Vessel masters on this coast usually select the inside passages and channels among the islands, in order to avoid the high seas and winds which they would have to encounter off the coast. Vessels are frequently caught in these passages and frozen in; they are also frequently frozen up in the harbors. The cutters keep these passages and harbors open as long as possible. They cut out vessels that are frozen in, and warn vessels that are discovered approaching closed passages and harbors.
Assistance is rendered, as far as possible, in accordance with the needs of the distressed vessel. Vessels ashore are hauled afloat, and towed to a safe harbor; those frozen in are cut out and towed to open water; those in need of water, provisions, or medicine are supplied; those out of their reckoning get necessary sailing directions; the disabled ones are towed to a safe harbor where repairs can be made, and those that are short-handed by reason of illness or death are supplied with enough officers and men to work them into port. In rendering assistance cutters are positively prohibited from interfering with private enterprise.
Life on a revenue-cutter during winter cruising is one of hardship and danger. It is a life of constant exposure to all kinds of weather, and is so trying that only men of strong and robust constitutions can safely undergo it. Even in these not infrequently are sown the seeds of disease.
One of the greatest dangers the revenue officer is called upon to encounter is boat duty. This he has to perform in all sorts of weather. Fog, snow-storm, cold, high wind, or rough sea, is seldom considered a sufficient reason for neglecting to board a vessel bound in from a foreign port. Such a vessel has usually to be boarded while under way - a very difficult and dangerous undertaking, requiring the exercise of experienced udgment, prompt decision, great coolness, and considerable pluck. While on board the vessel, examining her papers, certifying to her manifest, etc., she has probably carried the boarding officer at least two or three miles from his vessel, and he may have to make the best of his way back to her in the teeth of a strong head-wind, high sea, driving snow-storm, and with, perhaps, the added difficulty, if not danger, of approaching night. When rowing in the teeth of a high wind it is no unusual thing for the boat's crew to become so exhausted that no headway can be made. In such a case the boat rows directly to leeward of the cutter, from which a life-buoy attached to a long line is thrown. It is quickly swept to leeward, picked up by the boat, the line made fast to the bow, and the boat hauled alongside. Sometimes he finds it impossible to return to the cutter, and he is obliged to seek shelter on some friendly vessel.
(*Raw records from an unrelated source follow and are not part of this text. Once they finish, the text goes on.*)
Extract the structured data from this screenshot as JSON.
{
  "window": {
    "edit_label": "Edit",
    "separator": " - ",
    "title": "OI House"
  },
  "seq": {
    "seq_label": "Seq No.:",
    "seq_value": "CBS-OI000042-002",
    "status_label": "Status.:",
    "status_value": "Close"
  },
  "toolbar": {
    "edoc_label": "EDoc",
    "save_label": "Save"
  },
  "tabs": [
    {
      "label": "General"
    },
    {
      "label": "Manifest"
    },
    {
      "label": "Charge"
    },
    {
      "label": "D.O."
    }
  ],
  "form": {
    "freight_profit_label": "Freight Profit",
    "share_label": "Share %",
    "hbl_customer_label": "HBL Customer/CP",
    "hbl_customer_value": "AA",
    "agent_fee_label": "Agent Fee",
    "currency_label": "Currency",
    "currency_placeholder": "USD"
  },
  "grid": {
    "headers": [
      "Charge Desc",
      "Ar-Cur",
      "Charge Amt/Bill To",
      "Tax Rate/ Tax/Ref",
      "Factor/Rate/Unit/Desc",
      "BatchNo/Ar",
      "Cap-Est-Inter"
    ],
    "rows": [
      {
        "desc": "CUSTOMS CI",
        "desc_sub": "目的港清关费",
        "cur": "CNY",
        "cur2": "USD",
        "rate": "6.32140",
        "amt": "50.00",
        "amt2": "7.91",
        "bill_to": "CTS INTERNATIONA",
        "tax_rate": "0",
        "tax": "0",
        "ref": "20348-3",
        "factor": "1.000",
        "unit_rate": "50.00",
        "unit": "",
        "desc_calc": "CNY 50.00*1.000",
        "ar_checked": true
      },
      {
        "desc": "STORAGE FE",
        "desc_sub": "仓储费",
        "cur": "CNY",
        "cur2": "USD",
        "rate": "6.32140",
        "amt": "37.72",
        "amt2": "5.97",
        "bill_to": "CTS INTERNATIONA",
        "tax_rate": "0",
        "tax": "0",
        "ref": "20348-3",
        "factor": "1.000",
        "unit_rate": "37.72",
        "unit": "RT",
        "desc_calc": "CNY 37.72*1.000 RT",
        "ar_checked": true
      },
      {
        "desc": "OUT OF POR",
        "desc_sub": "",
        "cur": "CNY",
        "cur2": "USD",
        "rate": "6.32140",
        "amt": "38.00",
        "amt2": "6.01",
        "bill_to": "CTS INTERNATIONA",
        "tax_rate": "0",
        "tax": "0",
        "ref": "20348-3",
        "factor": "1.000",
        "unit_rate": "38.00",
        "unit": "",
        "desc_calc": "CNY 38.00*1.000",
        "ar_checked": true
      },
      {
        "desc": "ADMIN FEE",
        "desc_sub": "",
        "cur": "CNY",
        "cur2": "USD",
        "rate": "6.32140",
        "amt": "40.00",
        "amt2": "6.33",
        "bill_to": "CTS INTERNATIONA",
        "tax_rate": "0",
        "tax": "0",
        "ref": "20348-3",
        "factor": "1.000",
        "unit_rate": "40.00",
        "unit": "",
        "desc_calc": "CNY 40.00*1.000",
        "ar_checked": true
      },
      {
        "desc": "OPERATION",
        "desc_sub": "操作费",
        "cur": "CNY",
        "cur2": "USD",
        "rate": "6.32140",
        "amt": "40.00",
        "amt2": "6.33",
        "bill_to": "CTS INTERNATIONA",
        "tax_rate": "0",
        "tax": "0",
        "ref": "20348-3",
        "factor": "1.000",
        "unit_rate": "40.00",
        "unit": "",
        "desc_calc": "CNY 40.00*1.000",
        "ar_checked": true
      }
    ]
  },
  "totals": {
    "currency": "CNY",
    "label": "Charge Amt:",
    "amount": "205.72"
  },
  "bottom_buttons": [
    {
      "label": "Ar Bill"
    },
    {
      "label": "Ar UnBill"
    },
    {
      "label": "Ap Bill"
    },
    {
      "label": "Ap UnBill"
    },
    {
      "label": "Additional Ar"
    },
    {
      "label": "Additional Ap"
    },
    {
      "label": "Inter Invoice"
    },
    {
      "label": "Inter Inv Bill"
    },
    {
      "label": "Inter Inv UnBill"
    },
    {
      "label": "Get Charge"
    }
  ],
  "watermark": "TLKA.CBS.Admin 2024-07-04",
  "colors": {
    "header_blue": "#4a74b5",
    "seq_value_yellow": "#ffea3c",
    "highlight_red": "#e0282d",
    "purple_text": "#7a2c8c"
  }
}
Managing a boat in the surf is perhaps as difficult and dangerous a duty as revenue officers are called upon to perform. Much of the supplies for the houses of refuge on the east coast of Florida are taken to them by revenue-cutters. All these supplies have to be landed through the surf on as exposed and dangerous a beach as any in the world. That no lives have yet been sacrificed, and no property lost in this work, speaks volumes for the skill of revenue officers as surf-men.
Running a line to a vessel ashore or in distress requires skill and courage of a no mean order. True it is that but few revenue officers have lost their lives in the discharge of this duty, but it is equally true that an officer must indeed be young in the service who has not several times stood face to face with death.
Northern Ships and Shipping